Today, in communities that used to have more open-air crack markets than grocery stores, where children grew up dodging crack vials and gunfire, the change from a decade ago is startling.
National surveys of the general population show the same falling-off in crack use among the young. And among all age and race groups, the most startling decline has been among black youths -- the stereotype for urban drug user.
On the surface, crack has all but disappeared from much of New York, taking with it the ragged and violent vignettes that were a routine part of street life.
For example, a little triangle of land near Bushwick, where crack dealers used to stage midnight fights with their pit bulls, is now a community garden. It was a great year for tomatoes.
Over the past 10 years, the New York police made nearly 900,000 drug arrests -- more than any other city in the world.
Almost a third of the arrests were for using and selling crack. But a broader look at the arc of the crack years suggests that it was not the incarceration of a generation, or the sixfold increase in the number of police officers assigned to narcotics, that turned the tide in New York, once dubbed the crack capital of the world.
Nearly every major American city troubled by the drug has matched New York's rise and decline in crack use -- regardless of how law enforcement responded.
Drug-use surveys, arrest statistics and the personal narratives of scores of users, dealers and street-level narcotics officers point to the same pattern: The crack epidemic behaved much like a fever. It came on strong, appearing to rise without hesitation, and then broke, just as the most dire warnings were being sounded.

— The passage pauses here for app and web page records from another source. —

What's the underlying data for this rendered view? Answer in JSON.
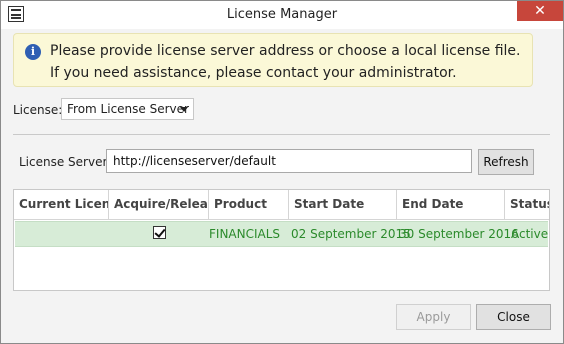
{
  "window": {
    "title": "License Manager",
    "close_glyph": "✕"
  },
  "info": {
    "icon": "info-icon",
    "message": "Please provide license server address or choose a local license file. If you need assistance, please contact your administrator."
  },
  "license": {
    "label": "License:",
    "selected": "From License Server"
  },
  "server": {
    "label": "License Server:",
    "value": "http://licenseserver/default",
    "refresh_label": "Refresh"
  },
  "table": {
    "columns": [
      "Current License",
      "Acquire/Release",
      "Product",
      "Start Date",
      "End Date",
      "Status"
    ],
    "rows": [
      {
        "current": "",
        "acquire_checked": true,
        "product": "FINANCIALS",
        "start_date": "02 September 2015",
        "end_date": "30 September 2016",
        "status": "Active"
      }
    ],
    "row_color": "#2b8a2b"
  },
  "buttons": {
    "apply_label": "Apply",
    "close_label": "Close"
  }
}
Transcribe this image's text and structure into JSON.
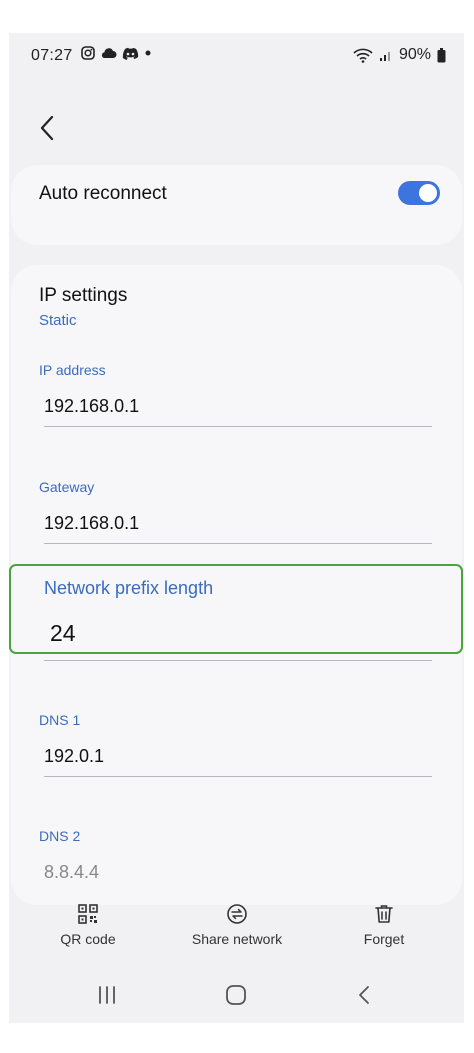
{
  "status_bar": {
    "time": "07:27",
    "battery": "90%",
    "icons": [
      "instagram-icon",
      "cloud-icon",
      "discord-icon",
      "dot-icon",
      "wifi-icon",
      "signal-icon",
      "battery-icon"
    ]
  },
  "auto_reconnect": {
    "label": "Auto reconnect",
    "enabled": true,
    "accent": "#3d74e0"
  },
  "ip_settings": {
    "title": "IP settings",
    "mode": "Static",
    "fields": {
      "ip_address": {
        "label": "IP address",
        "value": "192.168.0.1"
      },
      "gateway": {
        "label": "Gateway",
        "value": "192.168.0.1"
      },
      "prefix": {
        "label": "Network prefix length",
        "value": "24"
      },
      "dns1": {
        "label": "DNS 1",
        "value": "192.0.1"
      },
      "dns2": {
        "label": "DNS 2",
        "value": "8.8.4.4"
      }
    }
  },
  "actions": {
    "qr": "QR code",
    "share": "Share network",
    "forget": "Forget"
  },
  "colors": {
    "highlight": "#49a43c",
    "link": "#3b6bbf"
  }
}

In New York, the use of crack stopped growing as its addicts became known as the biggest losers on the street. At the same time, the violent drug markets settled down, as dealers and users fell into retail routines. Perhaps most telling, a generational revulsion against the drug developed.

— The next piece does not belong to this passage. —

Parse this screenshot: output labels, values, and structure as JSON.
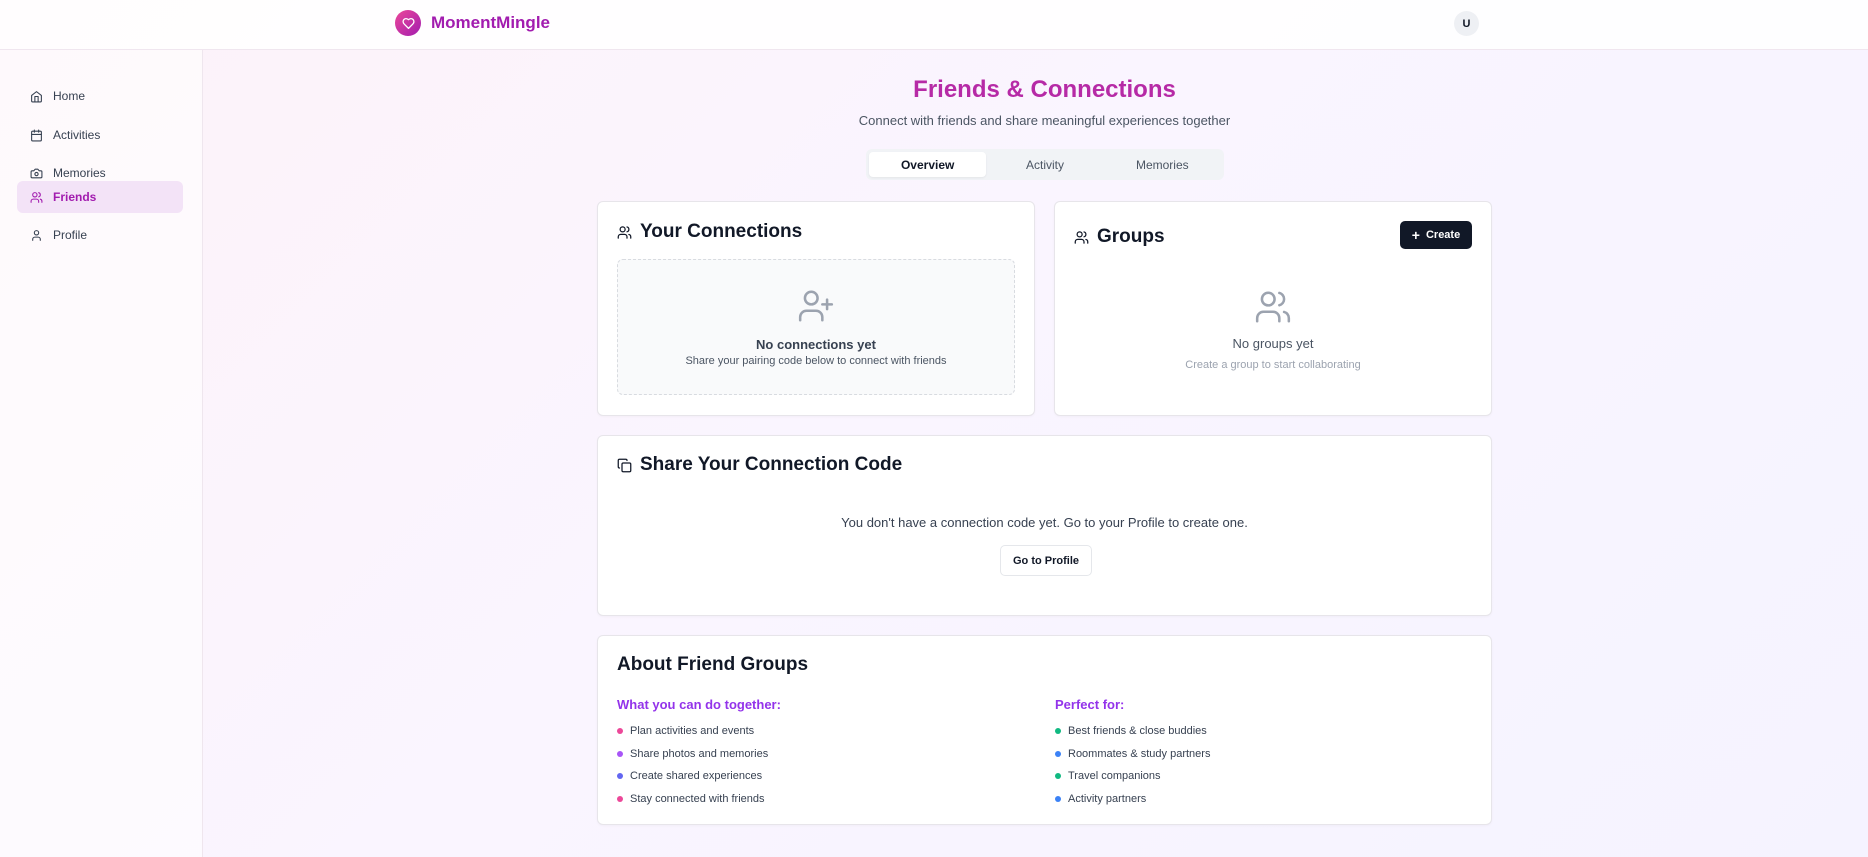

"If you were raised in a house where somebody was a crack addict, you wanted to get as far away from that drug as you could," said Selena Jones, a Harlem resident whose mother was a chronic user. "People look down on them so much that even crack heads don't want to be crack heads anymore."
The police consider the transformation of parts of Harlem, Washington Heights and Brooklyn something of a miracle, emblematic of New York's determination to beat back the drug tide that many people thought would overwhelm it.
"I'm not ready to say we won," Police Commissioner Howard Safir said recently. "But we're no longer the crack capital of the world." He attributed the change to a policy of zero tolerance for the open sale or use of drugs.
"You can spray them once, but they come back," Safir said, comparing drug dealers to cockroaches. "You have to keep going after them. We had to take this city back block by block."
In Washington, however, drug arrest rates declined in some of the peak crack years -- and the city still recorded a steeper drop than New York in the percentage of its young residents using cocaine from 1990 to the present.
"This happened over a period of time when Washington had fewer officers on the street, the police made fewer arrests for drugs, and the mayor himself was indicted for smoking crack," said Bruce Johnson, a New York social scientist who has conducted extensive nationwide surveys of crack use for the National Institute for Justice.
"Something clearly happened to change the attitude among youths," Johnson said. "They deserve a lot of the credit."
The drug that was held up as the scourge of New York is still around, of course, and so are its consequences -- broken families, scarred neighborhoods and crime.
The cheap, smokable form of cocaine gives its users a quick high and often leaves them wanting more. But a clear trend has developed that few public officials predicted: Crack has become a drug used primarily by older people.
Embraced by one generation, crack was spurned by the next. The level of crack use has remained steady for more than a decade.
According to an annual survey of drug use among people who are arrested, 35.7 percent of all males older than 36 who were arrested in New York last year had used crack recently, but barely 4 percent of those ages 15 to 20 had used it.
In a new drug cycle, alcohol, marijuana and even heroin, which is cheaper and more plentiful than ever, have taken hold.
Among many young people in New York, the rage is a "40 and a blunt" -- a 40-ounce bottle of malt liquor and a hollowed-out cigar packed with marijuana.